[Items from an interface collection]
BEGIN

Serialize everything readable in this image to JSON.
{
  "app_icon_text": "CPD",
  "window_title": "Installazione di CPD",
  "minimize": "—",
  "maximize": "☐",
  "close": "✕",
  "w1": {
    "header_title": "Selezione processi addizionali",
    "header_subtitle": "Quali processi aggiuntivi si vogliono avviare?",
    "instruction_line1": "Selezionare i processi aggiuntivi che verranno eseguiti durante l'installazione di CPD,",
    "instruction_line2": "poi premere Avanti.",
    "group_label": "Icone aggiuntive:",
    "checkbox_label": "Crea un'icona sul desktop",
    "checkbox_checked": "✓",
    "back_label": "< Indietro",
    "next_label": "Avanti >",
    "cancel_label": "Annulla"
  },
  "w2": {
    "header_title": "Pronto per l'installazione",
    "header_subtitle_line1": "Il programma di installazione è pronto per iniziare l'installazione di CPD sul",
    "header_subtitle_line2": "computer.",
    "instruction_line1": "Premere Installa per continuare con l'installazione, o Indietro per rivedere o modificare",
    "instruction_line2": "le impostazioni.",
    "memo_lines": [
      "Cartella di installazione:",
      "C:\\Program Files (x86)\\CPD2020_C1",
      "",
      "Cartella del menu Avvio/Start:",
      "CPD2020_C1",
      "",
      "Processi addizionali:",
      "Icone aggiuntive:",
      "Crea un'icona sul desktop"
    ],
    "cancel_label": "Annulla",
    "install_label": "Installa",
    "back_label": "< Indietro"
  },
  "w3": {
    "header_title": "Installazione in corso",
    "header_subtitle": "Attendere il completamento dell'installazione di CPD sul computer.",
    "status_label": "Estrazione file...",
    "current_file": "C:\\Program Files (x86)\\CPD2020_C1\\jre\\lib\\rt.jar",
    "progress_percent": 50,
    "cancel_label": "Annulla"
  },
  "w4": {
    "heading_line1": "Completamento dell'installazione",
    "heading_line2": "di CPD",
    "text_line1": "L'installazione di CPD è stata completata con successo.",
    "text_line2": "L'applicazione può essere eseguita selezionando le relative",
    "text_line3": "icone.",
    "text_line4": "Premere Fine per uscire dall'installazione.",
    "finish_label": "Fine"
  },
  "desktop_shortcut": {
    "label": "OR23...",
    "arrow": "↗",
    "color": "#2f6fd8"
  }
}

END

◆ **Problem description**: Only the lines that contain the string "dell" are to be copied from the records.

◆ **Output**:
    "header_subtitle": "Attendere il completamento dell'installazione di CPD sul computer.",
    "heading_line1": "Completamento dell'installazione",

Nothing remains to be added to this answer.